With the images removed, return every line below exactly as it reads.

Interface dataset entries

◆ ◆ ◆ ◆

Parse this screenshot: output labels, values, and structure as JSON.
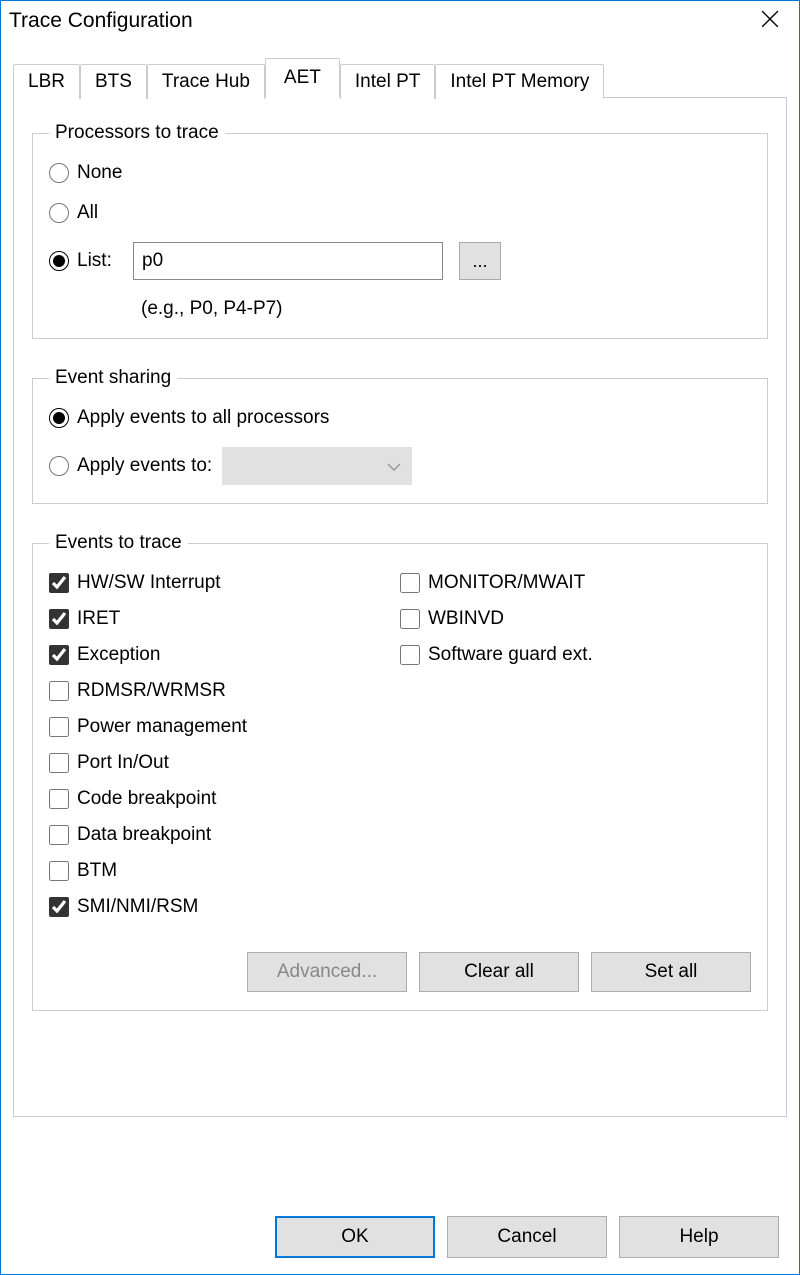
{
  "window": {
    "title": "Trace Configuration"
  },
  "tabs": [
    {
      "label": "LBR",
      "active": false
    },
    {
      "label": "BTS",
      "active": false
    },
    {
      "label": "Trace Hub",
      "active": false
    },
    {
      "label": "AET",
      "active": true
    },
    {
      "label": "Intel PT",
      "active": false
    },
    {
      "label": "Intel PT Memory",
      "active": false
    }
  ],
  "processors": {
    "legend": "Processors to trace",
    "options": {
      "none": "None",
      "all": "All",
      "list": "List:"
    },
    "selected": "list",
    "list_value": "p0",
    "browse": "...",
    "hint": "(e.g., P0, P4-P7)"
  },
  "event_sharing": {
    "legend": "Event sharing",
    "apply_all": "Apply events to all processors",
    "apply_to": "Apply events to:",
    "selected": "all"
  },
  "events": {
    "legend": "Events to trace",
    "left": [
      {
        "label": "HW/SW Interrupt",
        "checked": true
      },
      {
        "label": "IRET",
        "checked": true
      },
      {
        "label": "Exception",
        "checked": true
      },
      {
        "label": "RDMSR/WRMSR",
        "checked": false
      },
      {
        "label": "Power management",
        "checked": false
      },
      {
        "label": "Port In/Out",
        "checked": false
      },
      {
        "label": "Code breakpoint",
        "checked": false
      },
      {
        "label": "Data breakpoint",
        "checked": false
      },
      {
        "label": "BTM",
        "checked": false
      },
      {
        "label": "SMI/NMI/RSM",
        "checked": true
      }
    ],
    "right": [
      {
        "label": "MONITOR/MWAIT",
        "checked": false
      },
      {
        "label": "WBINVD",
        "checked": false
      },
      {
        "label": "Software guard ext.",
        "checked": false
      }
    ],
    "buttons": {
      "advanced": "Advanced...",
      "clear_all": "Clear all",
      "set_all": "Set all"
    }
  },
  "dialog_buttons": {
    "ok": "OK",
    "cancel": "Cancel",
    "help": "Help"
  }
}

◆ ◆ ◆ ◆

Task solution:
Parse this screenshot: output labels, values, and structure as JSON.
{
  "window": {
    "title": "Trace Configuration"
  },
  "tabs": [
    {
      "label": "LBR",
      "active": false
    },
    {
      "label": "BTS",
      "active": false
    },
    {
      "label": "Trace Hub",
      "active": false
    },
    {
      "label": "AET",
      "active": true
    },
    {
      "label": "Intel PT",
      "active": false
    },
    {
      "label": "Intel PT Memory",
      "active": false
    }
  ],
  "processors": {
    "legend": "Processors to trace",
    "options": {
      "none": "None",
      "all": "All",
      "list": "List:"
    },
    "selected": "list",
    "list_value": "p0",
    "browse": "...",
    "hint": "(e.g., P0, P4-P7)"
  },
  "event_sharing": {
    "legend": "Event sharing",
    "apply_all": "Apply events to all processors",
    "apply_to": "Apply events to:",
    "selected": "all"
  },
  "events": {
    "legend": "Events to trace",
    "left": [
      {
        "label": "HW/SW Interrupt",
        "checked": true
      },
      {
        "label": "IRET",
        "checked": true
      },
      {
        "label": "Exception",
        "checked": true
      },
      {
        "label": "RDMSR/WRMSR",
        "checked": false
      },
      {
        "label": "Power management",
        "checked": false
      },
      {
        "label": "Port In/Out",
        "checked": false
      },
      {
        "label": "Code breakpoint",
        "checked": false
      },
      {
        "label": "Data breakpoint",
        "checked": false
      },
      {
        "label": "BTM",
        "checked": false
      },
      {
        "label": "SMI/NMI/RSM",
        "checked": true
      }
    ],
    "right": [
      {
        "label": "MONITOR/MWAIT",
        "checked": false
      },
      {
        "label": "WBINVD",
        "checked": false
      },
      {
        "label": "Software guard ext.",
        "checked": false
      }
    ],
    "buttons": {
      "advanced": "Advanced...",
      "clear_all": "Clear all",
      "set_all": "Set all"
    }
  },
  "dialog_buttons": {
    "ok": "OK",
    "cancel": "Cancel",
    "help": "Help"
  }
}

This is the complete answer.